Marijuana is a green or gray mixture of dried, shredded flowers and leaves of the hemp plant Cannabis sativa.
Before the 1960s, many Americans had never heard of marijuana, but today it is a widely used illegal drug. It is usually smoked as a cigarette (called a “joint” or a “nail”) or in a pipe or bong. In recent years, marijuana has appeared in blunts (cigars that have been emptied of tobacco and refilled with marijuana). Marijuana cigarettes or blunts have come to sometimes include crack cocaine, a combination known by various street names, such as “primos” or “woolies.” Joints and blunts are also sometimes dipped in PCP and are called “happy sticks,” “wicky sticks,” “love boat” or “tical.” Some users mix marijuana into foods or use it to brew tea.
If someone is high on marijuana, he or she might:
- Seem dizzy and have trouble walking
- Seem silly and giggly for no reason
- Have very red, bloodshot eyes
- Have a hard time remembering things that just happened
- Become very sleepy after a few hours, as the early effects fade
The effects of marijuana on each person depend on the type of cannabis and how much THC it contains; the way the drug is taken (by smoking or eating); the experience and expectations of the user; the setting where the drug is used; and whether alcohol or other drugs are also being used. Some people feel nothing at all when they first try marijuana; others may feel high (intoxicated and/or euphoric).
It’s common for marijuana users to become engrossed with ordinary sights, sounds or tastes, and trivial events may seem extremely interesting or funny. Time seems to pass very slowly, so minutes feel like hours. Sometimes the drug causes users to feel thirsty and very hungry—an effect called “the munchies.”
The main active chemical in marijuana is THC. In 1988, it was discovered that the membranes of certain nerve cells contain protein receptors that bind THC. Once securely in place, THC kicks off a series of cellular reactions that lead to the high that users experience when they smoke marijuana.
Marijuana is addictive because it causes compulsive, uncontrollable drug craving, seeking and use, even in the face of negative health and social consequences.

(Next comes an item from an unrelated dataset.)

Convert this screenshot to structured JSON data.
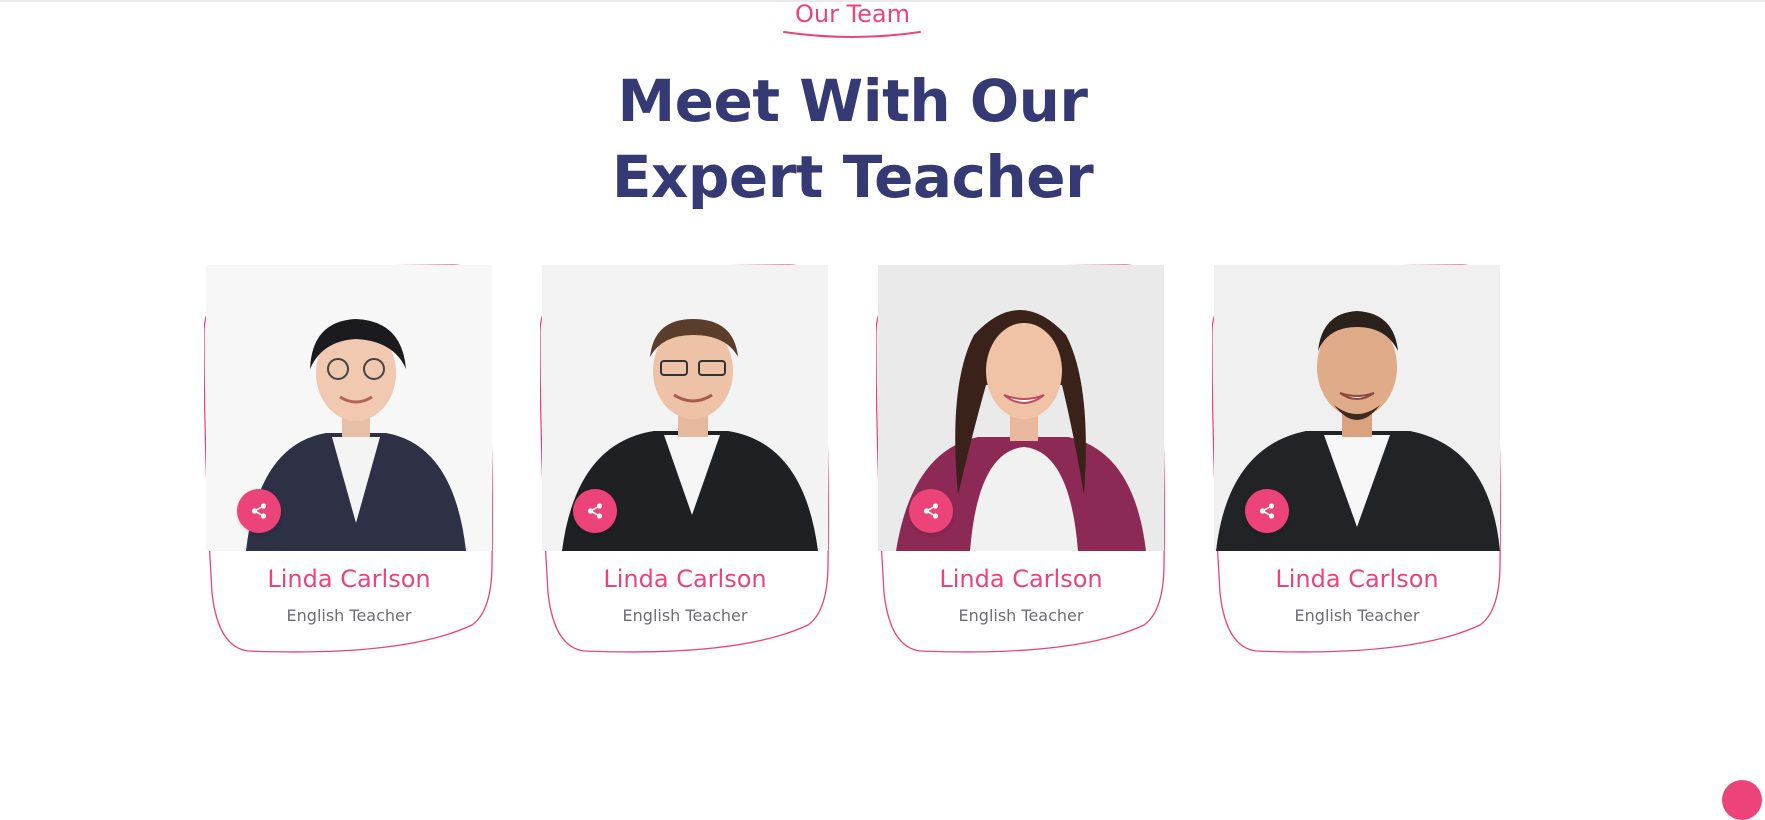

In 2004, more than 298,317 people entering drug treatment programs reported marijuana as their primary drug of abuse. Some heavy marijuana users show signs of withdrawal when they do not use the drug. They develop symptoms such as restlessness, loss of appetite, trouble sleeping, weight loss, and shaky hands.